### TASK OBJECTIVE:
Those lines of the records that contain "into" are to be located and copied.

:: THE INPUT ::

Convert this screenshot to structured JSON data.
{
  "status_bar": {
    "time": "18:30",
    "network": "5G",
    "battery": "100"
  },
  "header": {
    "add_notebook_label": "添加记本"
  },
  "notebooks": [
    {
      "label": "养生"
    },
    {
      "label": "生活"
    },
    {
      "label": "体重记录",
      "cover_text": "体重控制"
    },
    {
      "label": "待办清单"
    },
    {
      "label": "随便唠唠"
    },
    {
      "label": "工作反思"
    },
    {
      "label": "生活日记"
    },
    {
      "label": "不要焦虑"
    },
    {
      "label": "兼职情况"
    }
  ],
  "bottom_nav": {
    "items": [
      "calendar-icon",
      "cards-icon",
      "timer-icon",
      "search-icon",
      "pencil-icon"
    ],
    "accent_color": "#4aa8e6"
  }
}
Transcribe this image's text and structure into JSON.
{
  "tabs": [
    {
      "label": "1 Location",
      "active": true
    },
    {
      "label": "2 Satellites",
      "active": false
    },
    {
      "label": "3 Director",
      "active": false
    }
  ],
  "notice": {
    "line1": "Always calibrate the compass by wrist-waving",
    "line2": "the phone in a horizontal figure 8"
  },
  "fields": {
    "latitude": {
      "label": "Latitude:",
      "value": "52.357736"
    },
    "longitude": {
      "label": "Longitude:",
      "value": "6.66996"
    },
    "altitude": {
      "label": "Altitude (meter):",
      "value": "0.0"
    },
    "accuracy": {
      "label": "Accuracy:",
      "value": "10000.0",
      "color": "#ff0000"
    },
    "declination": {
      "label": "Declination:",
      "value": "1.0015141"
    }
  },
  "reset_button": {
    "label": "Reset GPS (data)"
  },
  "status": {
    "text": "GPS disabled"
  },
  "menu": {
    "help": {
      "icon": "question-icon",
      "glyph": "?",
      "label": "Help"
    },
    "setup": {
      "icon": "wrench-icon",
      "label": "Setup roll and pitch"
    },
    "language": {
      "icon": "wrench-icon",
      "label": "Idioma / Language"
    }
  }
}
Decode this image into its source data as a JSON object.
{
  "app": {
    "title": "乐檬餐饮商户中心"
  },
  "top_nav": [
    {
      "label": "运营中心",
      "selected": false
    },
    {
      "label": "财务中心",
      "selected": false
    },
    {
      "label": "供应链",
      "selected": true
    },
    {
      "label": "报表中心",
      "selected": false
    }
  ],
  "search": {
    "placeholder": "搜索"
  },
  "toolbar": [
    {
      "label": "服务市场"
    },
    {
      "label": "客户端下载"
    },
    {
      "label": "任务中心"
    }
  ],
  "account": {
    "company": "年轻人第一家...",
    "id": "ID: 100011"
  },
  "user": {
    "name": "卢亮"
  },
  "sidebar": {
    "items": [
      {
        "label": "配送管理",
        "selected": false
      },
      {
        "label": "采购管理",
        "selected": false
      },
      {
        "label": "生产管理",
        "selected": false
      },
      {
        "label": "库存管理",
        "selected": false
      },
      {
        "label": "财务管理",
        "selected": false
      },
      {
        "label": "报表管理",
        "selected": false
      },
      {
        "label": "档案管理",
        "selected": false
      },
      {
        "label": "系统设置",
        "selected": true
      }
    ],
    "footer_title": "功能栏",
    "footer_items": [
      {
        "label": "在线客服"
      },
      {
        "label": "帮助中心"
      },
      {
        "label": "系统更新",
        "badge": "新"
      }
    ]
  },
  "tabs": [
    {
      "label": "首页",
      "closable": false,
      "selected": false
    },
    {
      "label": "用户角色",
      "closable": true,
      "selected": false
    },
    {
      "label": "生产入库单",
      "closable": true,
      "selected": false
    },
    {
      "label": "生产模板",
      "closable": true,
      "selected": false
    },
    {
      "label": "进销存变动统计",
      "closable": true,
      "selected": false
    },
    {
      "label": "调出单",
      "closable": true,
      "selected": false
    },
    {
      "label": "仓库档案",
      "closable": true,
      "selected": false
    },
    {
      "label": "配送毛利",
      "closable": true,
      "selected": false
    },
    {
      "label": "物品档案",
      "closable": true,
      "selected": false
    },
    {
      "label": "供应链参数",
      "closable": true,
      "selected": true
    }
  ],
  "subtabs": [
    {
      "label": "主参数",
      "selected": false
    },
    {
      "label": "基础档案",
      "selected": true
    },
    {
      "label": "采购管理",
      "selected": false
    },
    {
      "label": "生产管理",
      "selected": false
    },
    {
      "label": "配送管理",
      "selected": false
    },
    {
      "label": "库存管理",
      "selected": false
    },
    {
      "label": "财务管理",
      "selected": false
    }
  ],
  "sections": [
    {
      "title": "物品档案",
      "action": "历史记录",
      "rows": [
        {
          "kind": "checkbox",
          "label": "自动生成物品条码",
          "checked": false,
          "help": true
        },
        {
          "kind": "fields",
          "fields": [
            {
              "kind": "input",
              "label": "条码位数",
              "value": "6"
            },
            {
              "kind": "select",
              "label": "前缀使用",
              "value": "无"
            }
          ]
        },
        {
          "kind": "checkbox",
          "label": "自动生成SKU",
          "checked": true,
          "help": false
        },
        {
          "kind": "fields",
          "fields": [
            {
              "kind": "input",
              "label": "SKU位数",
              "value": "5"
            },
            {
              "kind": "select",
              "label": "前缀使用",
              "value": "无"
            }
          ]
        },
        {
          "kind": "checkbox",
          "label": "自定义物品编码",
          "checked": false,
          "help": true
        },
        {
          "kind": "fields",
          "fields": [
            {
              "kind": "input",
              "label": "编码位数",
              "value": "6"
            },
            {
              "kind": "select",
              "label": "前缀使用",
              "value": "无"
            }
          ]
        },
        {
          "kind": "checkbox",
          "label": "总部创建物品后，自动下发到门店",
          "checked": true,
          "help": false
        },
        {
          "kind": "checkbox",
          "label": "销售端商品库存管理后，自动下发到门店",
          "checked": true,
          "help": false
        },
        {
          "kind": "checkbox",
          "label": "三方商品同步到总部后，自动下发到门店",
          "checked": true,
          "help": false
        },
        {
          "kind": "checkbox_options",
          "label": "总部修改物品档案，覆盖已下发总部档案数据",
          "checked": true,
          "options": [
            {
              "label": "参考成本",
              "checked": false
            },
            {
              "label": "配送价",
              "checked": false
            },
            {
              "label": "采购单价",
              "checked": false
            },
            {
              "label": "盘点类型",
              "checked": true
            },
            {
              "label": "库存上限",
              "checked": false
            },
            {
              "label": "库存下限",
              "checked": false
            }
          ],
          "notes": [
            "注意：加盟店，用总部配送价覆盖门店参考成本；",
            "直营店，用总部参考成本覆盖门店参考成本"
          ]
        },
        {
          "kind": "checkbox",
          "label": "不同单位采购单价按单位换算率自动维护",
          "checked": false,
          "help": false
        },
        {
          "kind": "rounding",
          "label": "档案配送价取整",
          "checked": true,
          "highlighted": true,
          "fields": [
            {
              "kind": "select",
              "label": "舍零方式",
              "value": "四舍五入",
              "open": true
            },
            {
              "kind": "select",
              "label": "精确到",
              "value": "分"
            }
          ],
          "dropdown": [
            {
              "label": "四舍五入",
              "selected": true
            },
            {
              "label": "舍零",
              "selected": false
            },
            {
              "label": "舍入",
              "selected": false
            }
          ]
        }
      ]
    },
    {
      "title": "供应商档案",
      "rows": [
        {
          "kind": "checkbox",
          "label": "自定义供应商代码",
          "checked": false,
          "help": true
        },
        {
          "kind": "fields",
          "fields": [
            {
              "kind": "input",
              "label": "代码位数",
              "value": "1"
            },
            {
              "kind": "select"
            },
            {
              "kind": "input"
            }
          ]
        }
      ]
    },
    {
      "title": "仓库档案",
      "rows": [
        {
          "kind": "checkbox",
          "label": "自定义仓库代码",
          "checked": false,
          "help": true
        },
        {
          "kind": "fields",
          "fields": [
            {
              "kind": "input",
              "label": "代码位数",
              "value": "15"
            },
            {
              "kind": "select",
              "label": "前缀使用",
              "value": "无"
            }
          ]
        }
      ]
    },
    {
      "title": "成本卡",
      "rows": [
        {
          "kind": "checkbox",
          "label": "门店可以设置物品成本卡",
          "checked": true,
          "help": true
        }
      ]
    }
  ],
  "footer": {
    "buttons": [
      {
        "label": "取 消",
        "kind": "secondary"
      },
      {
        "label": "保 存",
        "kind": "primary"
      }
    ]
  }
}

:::

### ANSWER SPACE:
Transcribe this image's text and structure into JSON.
Decode this image into its source data as a JSON object.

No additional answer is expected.